Bad manners make us less complete as humans, in relationship to ourselves and others. It’s not a matter of looking or acting properly—it has to do with treating humanity, even oneself, with dignity.

A Tale of Loup City

3 Jul
Communism among the Cornhuskers!

Communism among the Cornhuskers!

Loup City, Nebraska is in the center of the country. Pretty much in the middle of nowhere. It’s so small that the intersections do not have stop signs. Whoever’s on the right goes first.

When my in-laws decided to move here a couple of years ago, we were not sure why. Now it makes more sense.

My husband’s family has always been about big family gatherings, involving large doses of food and opinion. His parents bought their house in Clintonville/Columbus, Ohio before he was born, and he and his four sisters lived there until they moved out. I can appreciate that, having moved more than a dozen times with my parents before moving into my own place—including a few moves right down the street. There’s something to be said for continuity.

But the concept of family togetherness changed after my husband’s oldest sister died at 43. She had lung cancer but never smoked a cigarette in her life. From diagnosis to death, she had 8 months. It was a painful time for everyone in the family, and she is still greatly missed. The old house in Clintonville just had too many memories of growing up. The other three sisters had already moved away, to the coasts, but my in-laws were still in that house full of memories. They had to move on.

That’s what prompted the relocation to Loup City. I’ve got to hand it to my in-laws.

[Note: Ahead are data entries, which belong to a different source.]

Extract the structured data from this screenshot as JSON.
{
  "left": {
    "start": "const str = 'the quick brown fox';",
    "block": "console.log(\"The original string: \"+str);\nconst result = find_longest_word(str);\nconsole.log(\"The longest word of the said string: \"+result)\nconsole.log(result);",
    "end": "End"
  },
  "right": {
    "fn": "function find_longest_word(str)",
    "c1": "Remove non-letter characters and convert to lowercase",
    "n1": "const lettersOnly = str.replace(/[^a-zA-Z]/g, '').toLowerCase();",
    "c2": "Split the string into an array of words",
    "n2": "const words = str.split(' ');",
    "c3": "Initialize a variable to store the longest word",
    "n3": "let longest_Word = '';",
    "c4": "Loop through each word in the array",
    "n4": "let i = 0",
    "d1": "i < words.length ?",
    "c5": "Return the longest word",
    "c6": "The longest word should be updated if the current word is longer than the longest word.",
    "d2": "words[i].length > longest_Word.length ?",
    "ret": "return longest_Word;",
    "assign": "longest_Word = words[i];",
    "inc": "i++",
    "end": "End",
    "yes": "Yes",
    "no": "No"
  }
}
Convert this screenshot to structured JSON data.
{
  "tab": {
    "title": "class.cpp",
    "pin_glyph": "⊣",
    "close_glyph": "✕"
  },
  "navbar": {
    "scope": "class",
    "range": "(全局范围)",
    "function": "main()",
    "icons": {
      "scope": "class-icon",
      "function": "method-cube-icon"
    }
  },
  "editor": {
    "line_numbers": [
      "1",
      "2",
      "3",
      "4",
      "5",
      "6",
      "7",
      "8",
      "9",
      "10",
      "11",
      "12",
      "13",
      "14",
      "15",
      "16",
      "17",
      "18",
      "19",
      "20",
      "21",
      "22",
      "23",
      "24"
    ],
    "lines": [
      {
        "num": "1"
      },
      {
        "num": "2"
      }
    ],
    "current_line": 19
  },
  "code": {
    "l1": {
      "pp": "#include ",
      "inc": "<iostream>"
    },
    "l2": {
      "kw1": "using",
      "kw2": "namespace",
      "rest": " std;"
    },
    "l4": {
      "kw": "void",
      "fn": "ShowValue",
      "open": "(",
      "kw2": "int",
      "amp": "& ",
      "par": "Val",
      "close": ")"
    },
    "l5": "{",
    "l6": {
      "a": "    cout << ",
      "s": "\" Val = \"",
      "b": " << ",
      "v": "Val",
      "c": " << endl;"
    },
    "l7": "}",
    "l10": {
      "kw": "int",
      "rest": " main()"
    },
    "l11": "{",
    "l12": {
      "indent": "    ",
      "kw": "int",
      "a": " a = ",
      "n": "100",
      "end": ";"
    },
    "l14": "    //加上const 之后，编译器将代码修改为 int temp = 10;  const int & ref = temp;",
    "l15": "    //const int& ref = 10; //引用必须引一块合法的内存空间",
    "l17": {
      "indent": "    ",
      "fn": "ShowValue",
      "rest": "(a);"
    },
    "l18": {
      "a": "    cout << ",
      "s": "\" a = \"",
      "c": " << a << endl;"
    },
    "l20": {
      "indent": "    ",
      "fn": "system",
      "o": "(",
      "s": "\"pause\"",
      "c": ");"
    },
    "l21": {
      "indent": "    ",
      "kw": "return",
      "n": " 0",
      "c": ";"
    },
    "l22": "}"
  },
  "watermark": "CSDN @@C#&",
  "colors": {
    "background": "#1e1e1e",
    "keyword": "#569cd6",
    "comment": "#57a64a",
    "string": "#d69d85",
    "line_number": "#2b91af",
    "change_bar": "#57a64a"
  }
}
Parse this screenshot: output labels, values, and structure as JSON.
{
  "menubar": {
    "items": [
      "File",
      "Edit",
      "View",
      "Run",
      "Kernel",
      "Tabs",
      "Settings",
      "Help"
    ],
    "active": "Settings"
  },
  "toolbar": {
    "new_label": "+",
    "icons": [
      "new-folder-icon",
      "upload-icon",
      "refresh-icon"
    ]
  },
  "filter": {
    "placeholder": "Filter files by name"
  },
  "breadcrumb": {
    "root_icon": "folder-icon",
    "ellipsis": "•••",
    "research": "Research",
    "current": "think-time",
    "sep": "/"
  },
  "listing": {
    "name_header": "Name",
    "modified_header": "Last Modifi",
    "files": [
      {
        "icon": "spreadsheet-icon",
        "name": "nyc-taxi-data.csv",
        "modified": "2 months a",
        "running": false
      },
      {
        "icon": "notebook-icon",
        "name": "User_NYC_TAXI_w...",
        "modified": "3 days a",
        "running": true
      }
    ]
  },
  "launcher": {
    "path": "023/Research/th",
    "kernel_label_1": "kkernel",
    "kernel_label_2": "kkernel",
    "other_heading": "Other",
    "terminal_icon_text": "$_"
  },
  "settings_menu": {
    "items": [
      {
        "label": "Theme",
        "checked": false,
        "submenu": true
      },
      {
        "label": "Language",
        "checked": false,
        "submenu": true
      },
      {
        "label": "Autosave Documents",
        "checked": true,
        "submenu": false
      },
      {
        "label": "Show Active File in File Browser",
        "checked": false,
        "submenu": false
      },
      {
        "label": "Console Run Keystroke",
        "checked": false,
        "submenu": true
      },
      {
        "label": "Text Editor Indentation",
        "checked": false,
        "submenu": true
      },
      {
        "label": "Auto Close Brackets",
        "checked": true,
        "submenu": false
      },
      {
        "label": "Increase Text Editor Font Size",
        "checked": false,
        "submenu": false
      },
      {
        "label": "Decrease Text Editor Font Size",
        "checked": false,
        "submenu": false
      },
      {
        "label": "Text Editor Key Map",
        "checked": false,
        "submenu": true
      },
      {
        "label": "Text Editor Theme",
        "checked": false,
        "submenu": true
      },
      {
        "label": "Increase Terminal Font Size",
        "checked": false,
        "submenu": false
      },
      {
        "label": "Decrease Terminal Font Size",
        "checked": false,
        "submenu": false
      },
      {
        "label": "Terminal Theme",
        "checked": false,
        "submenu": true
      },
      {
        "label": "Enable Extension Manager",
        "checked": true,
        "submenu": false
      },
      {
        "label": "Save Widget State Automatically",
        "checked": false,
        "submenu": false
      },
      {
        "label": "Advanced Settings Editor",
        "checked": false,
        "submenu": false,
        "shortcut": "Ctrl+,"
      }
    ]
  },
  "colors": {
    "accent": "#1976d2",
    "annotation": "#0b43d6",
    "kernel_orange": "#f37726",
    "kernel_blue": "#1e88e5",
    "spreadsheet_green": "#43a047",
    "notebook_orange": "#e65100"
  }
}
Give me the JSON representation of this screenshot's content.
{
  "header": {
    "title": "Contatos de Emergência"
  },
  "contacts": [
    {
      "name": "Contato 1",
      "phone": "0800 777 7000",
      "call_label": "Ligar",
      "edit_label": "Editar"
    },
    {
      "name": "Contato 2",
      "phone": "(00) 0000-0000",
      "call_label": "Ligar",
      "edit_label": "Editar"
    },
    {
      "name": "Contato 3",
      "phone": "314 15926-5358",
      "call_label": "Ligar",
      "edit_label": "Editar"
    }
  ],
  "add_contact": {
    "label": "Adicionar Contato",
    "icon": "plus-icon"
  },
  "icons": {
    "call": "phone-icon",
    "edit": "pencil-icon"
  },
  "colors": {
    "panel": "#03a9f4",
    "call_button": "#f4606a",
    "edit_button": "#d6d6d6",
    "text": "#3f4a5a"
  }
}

They wrote their own solution to their sadness, and they did it in a way that’s true to their values of family and time spent together.

This is sort of a biblical family name rundown, also in the style of Tolstoy, so bear with me: My husband’s Aunt Janie, my mother-in-law Sandy’s sister, started it off. She bought a house in Loup City that belonged to their mother’s family. My husband’s grandmother, Helen Lewandowski Sorenson, was born in Loup City. The town was settled primarily by Polish and Danish immigrants. Her parents were Polish, off the boat. Her husband’s parents were Danish, off the boat.

Then, my in-laws Sandy and Tim bought Grandma Sorenson’s parents’ house. This was a house where Janie and Sandy had fond memories of visiting their grandparents, Valeria and Waldemar Lewandowski.

Now, for the second summer in a row, all of the family members have converged in Loup City. It’s a vacation choice difficult to explain, on the surface. But when everyone is here, overrunning Sandy and Janie’s houses with 11 cousins and four sets of parents, plus the grandparents and great-aunt, there is a sense of family that has historical threads and a path to the future.

There’s not much to do. We ride old bikes and take walks around “town,” visit the Polish Historical Society and the new town pool. My in-laws have renovated the old house true to its original trappings and have resuscitated the old garden in the backyard. This year, they are celebrating their 50th anniversary in their Loup City home, and we have flocked here from afar to commemorate their commitment to each other—and their ability to move forward past their sadness.